Exercise details: All entries below are to be written out again exactly, but no picture is to be copied.

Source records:
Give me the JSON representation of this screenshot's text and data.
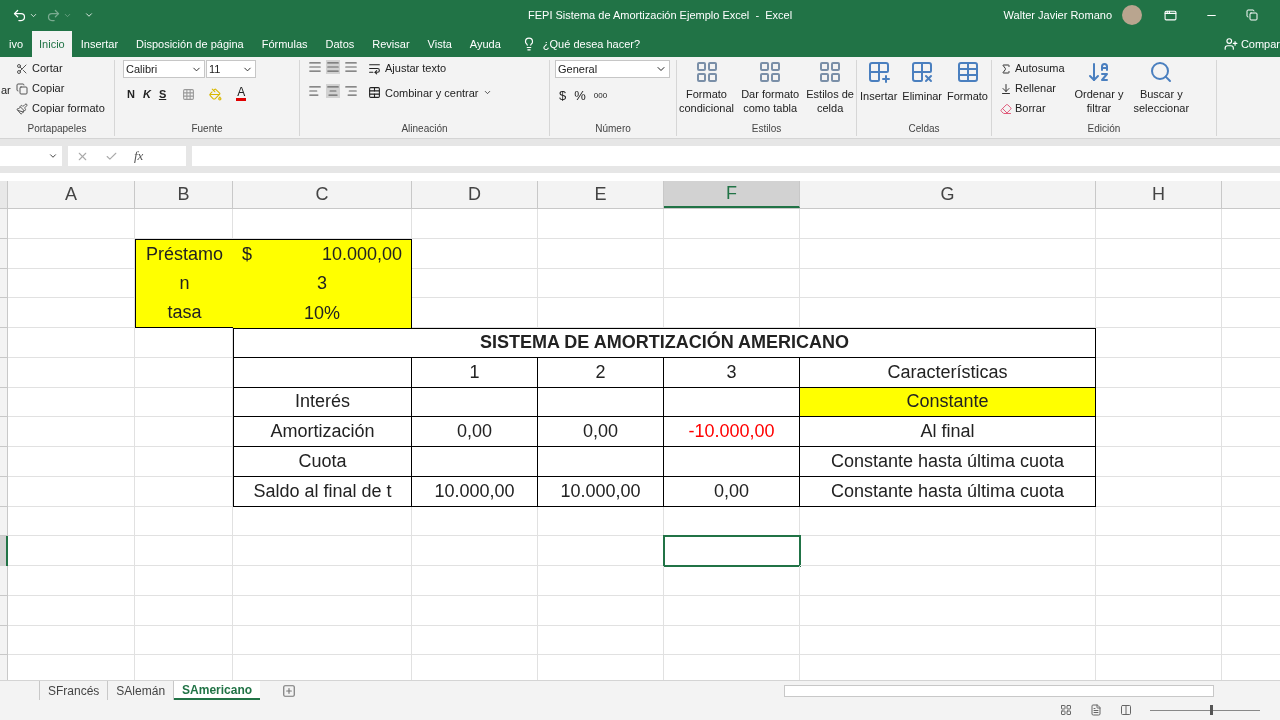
{
  "title_bar": {
    "title": "FEPI Sistema de Amortización Ejemplo Excel  -  Excel",
    "user": "Walter Javier Romano"
  },
  "ribbon_tabs": [
    {
      "label": "ivo",
      "selected": false
    },
    {
      "label": "Inicio",
      "selected": true
    },
    {
      "label": "Insertar",
      "selected": false
    },
    {
      "label": "Disposición de página",
      "selected": false
    },
    {
      "label": "Fórmulas",
      "selected": false
    },
    {
      "label": "Datos",
      "selected": false
    },
    {
      "label": "Revisar",
      "selected": false
    },
    {
      "label": "Vista",
      "selected": false
    },
    {
      "label": "Ayuda",
      "selected": false
    }
  ],
  "tell_me": "¿Qué desea hacer?",
  "share": "Compar",
  "ribbon": {
    "clipboard": {
      "paste": "ar",
      "items": [
        "Cortar",
        "Copiar",
        "Copiar formato"
      ],
      "label": "Portapapeles"
    },
    "font": {
      "family": "Calibri",
      "size": "11",
      "styles": [
        "N",
        "K",
        "S"
      ],
      "color_glyph": "A",
      "label": "Fuente"
    },
    "alignment": {
      "wrap": "Ajustar texto",
      "merge": "Combinar y centrar",
      "label": "Alineación"
    },
    "number": {
      "format": "General",
      "symbols": [
        "$",
        "%",
        "000"
      ],
      "label": "Número"
    },
    "styles": {
      "items": [
        [
          "Formato",
          "condicional"
        ],
        [
          "Dar formato",
          "como tabla"
        ],
        [
          "Estilos de",
          "celda"
        ]
      ],
      "label": "Estilos"
    },
    "cells": {
      "items": [
        "Insertar",
        "Eliminar",
        "Formato"
      ],
      "label": "Celdas"
    },
    "editing": {
      "small": [
        "Autosuma",
        "Rellenar",
        "Borrar"
      ],
      "large": [
        [
          "Ordenar y",
          "filtrar"
        ],
        [
          "Buscar y",
          "seleccionar"
        ]
      ],
      "label": "Edición"
    }
  },
  "formula_bar": {
    "fx": "fx"
  },
  "sheet": {
    "columns": [
      {
        "label": "A",
        "selected": false
      },
      {
        "label": "B",
        "selected": false
      },
      {
        "label": "C",
        "selected": false
      },
      {
        "label": "D",
        "selected": false
      },
      {
        "label": "E",
        "selected": false
      },
      {
        "label": "F",
        "selected": true
      },
      {
        "label": "G",
        "selected": false
      },
      {
        "label": "H",
        "selected": false
      }
    ],
    "rows": [
      {
        "kind": "plain",
        "cells": []
      },
      {
        "kind": "plain",
        "cells": [
          "",
          {
            "text": "Préstamo",
            "highlighted": true
          },
          {
            "currency": "$",
            "text": "10.000,00",
            "highlighted": true
          }
        ]
      },
      {
        "kind": "plain",
        "cells": [
          "",
          {
            "text": "n",
            "highlighted": true
          },
          {
            "text": "3",
            "highlighted": true
          }
        ]
      },
      {
        "kind": "plain",
        "cells": [
          "",
          {
            "text": "tasa",
            "highlighted": true
          },
          {
            "text": "10%",
            "highlighted": true
          }
        ]
      },
      {
        "kind": "title",
        "title": "SISTEMA DE AMORTIZACIÓN AMERICANO"
      },
      {
        "kind": "table",
        "cells": [
          "",
          "",
          "",
          "1",
          "2",
          "3",
          "Características"
        ]
      },
      {
        "kind": "table",
        "cells": [
          "",
          "",
          "Interés",
          "",
          "",
          "",
          {
            "text": "Constante",
            "highlighted": true
          }
        ]
      },
      {
        "kind": "table",
        "cells": [
          "",
          "",
          "Amortización",
          "0,00",
          "0,00",
          {
            "text": "-10.000,00",
            "negative": true
          },
          "Al final"
        ]
      },
      {
        "kind": "table",
        "cells": [
          "",
          "",
          "Cuota",
          "",
          "",
          "",
          "Constante hasta última cuota"
        ]
      },
      {
        "kind": "table",
        "cells": [
          "",
          "",
          "Saldo al final de t",
          "10.000,00",
          "10.000,00",
          "0,00",
          "Constante hasta última cuota"
        ]
      },
      {
        "kind": "plain",
        "cells": []
      },
      {
        "kind": "plain",
        "cells": [
          "",
          "",
          "",
          "",
          "",
          {
            "selected": true
          }
        ]
      }
    ]
  },
  "sheet_tabs": [
    {
      "label": "SFrancés",
      "selected": false
    },
    {
      "label": "SAlemán",
      "selected": false
    },
    {
      "label": "SAmericano",
      "selected": true
    }
  ],
  "zoom": {
    "level": 0.55
  }
}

Answer for the task:
Give me the JSON representation of this screenshot's text and data.
{
  "title_bar": {
    "title": "FEPI Sistema de Amortización Ejemplo Excel  -  Excel",
    "user": "Walter Javier Romano"
  },
  "ribbon_tabs": [
    {
      "label": "ivo",
      "selected": false
    },
    {
      "label": "Inicio",
      "selected": true
    },
    {
      "label": "Insertar",
      "selected": false
    },
    {
      "label": "Disposición de página",
      "selected": false
    },
    {
      "label": "Fórmulas",
      "selected": false
    },
    {
      "label": "Datos",
      "selected": false
    },
    {
      "label": "Revisar",
      "selected": false
    },
    {
      "label": "Vista",
      "selected": false
    },
    {
      "label": "Ayuda",
      "selected": false
    }
  ],
  "tell_me": "¿Qué desea hacer?",
  "share": "Compar",
  "ribbon": {
    "clipboard": {
      "paste": "ar",
      "items": [
        "Cortar",
        "Copiar",
        "Copiar formato"
      ],
      "label": "Portapapeles"
    },
    "font": {
      "family": "Calibri",
      "size": "11",
      "styles": [
        "N",
        "K",
        "S"
      ],
      "color_glyph": "A",
      "label": "Fuente"
    },
    "alignment": {
      "wrap": "Ajustar texto",
      "merge": "Combinar y centrar",
      "label": "Alineación"
    },
    "number": {
      "format": "General",
      "symbols": [
        "$",
        "%",
        "000"
      ],
      "label": "Número"
    },
    "styles": {
      "items": [
        [
          "Formato",
          "condicional"
        ],
        [
          "Dar formato",
          "como tabla"
        ],
        [
          "Estilos de",
          "celda"
        ]
      ],
      "label": "Estilos"
    },
    "cells": {
      "items": [
        "Insertar",
        "Eliminar",
        "Formato"
      ],
      "label": "Celdas"
    },
    "editing": {
      "small": [
        "Autosuma",
        "Rellenar",
        "Borrar"
      ],
      "large": [
        [
          "Ordenar y",
          "filtrar"
        ],
        [
          "Buscar y",
          "seleccionar"
        ]
      ],
      "label": "Edición"
    }
  },
  "formula_bar": {
    "fx": "fx"
  },
  "sheet": {
    "columns": [
      {
        "label": "A",
        "selected": false
      },
      {
        "label": "B",
        "selected": false
      },
      {
        "label": "C",
        "selected": false
      },
      {
        "label": "D",
        "selected": false
      },
      {
        "label": "E",
        "selected": false
      },
      {
        "label": "F",
        "selected": true
      },
      {
        "label": "G",
        "selected": false
      },
      {
        "label": "H",
        "selected": false
      }
    ],
    "rows": [
      {
        "kind": "plain",
        "cells": []
      },
      {
        "kind": "plain",
        "cells": [
          "",
          {
            "text": "Préstamo",
            "highlighted": true
          },
          {
            "currency": "$",
            "text": "10.000,00",
            "highlighted": true
          }
        ]
      },
      {
        "kind": "plain",
        "cells": [
          "",
          {
            "text": "n",
            "highlighted": true
          },
          {
            "text": "3",
            "highlighted": true
          }
        ]
      },
      {
        "kind": "plain",
        "cells": [
          "",
          {
            "text": "tasa",
            "highlighted": true
          },
          {
            "text": "10%",
            "highlighted": true
          }
        ]
      },
      {
        "kind": "title",
        "title": "SISTEMA DE AMORTIZACIÓN AMERICANO"
      },
      {
        "kind": "table",
        "cells": [
          "",
          "",
          "",
          "1",
          "2",
          "3",
          "Características"
        ]
      },
      {
        "kind": "table",
        "cells": [
          "",
          "",
          "Interés",
          "",
          "",
          "",
          {
            "text": "Constante",
            "highlighted": true
          }
        ]
      },
      {
        "kind": "table",
        "cells": [
          "",
          "",
          "Amortización",
          "0,00",
          "0,00",
          {
            "text": "-10.000,00",
            "negative": true
          },
          "Al final"
        ]
      },
      {
        "kind": "table",
        "cells": [
          "",
          "",
          "Cuota",
          "",
          "",
          "",
          "Constante hasta última cuota"
        ]
      },
      {
        "kind": "table",
        "cells": [
          "",
          "",
          "Saldo al final de t",
          "10.000,00",
          "10.000,00",
          "0,00",
          "Constante hasta última cuota"
        ]
      },
      {
        "kind": "plain",
        "cells": []
      },
      {
        "kind": "plain",
        "cells": [
          "",
          "",
          "",
          "",
          "",
          {
            "selected": true
          }
        ]
      }
    ]
  },
  "sheet_tabs": [
    {
      "label": "SFrancés",
      "selected": false
    },
    {
      "label": "SAlemán",
      "selected": false
    },
    {
      "label": "SAmericano",
      "selected": true
    }
  ],
  "zoom": {
    "level": 0.55
  }
}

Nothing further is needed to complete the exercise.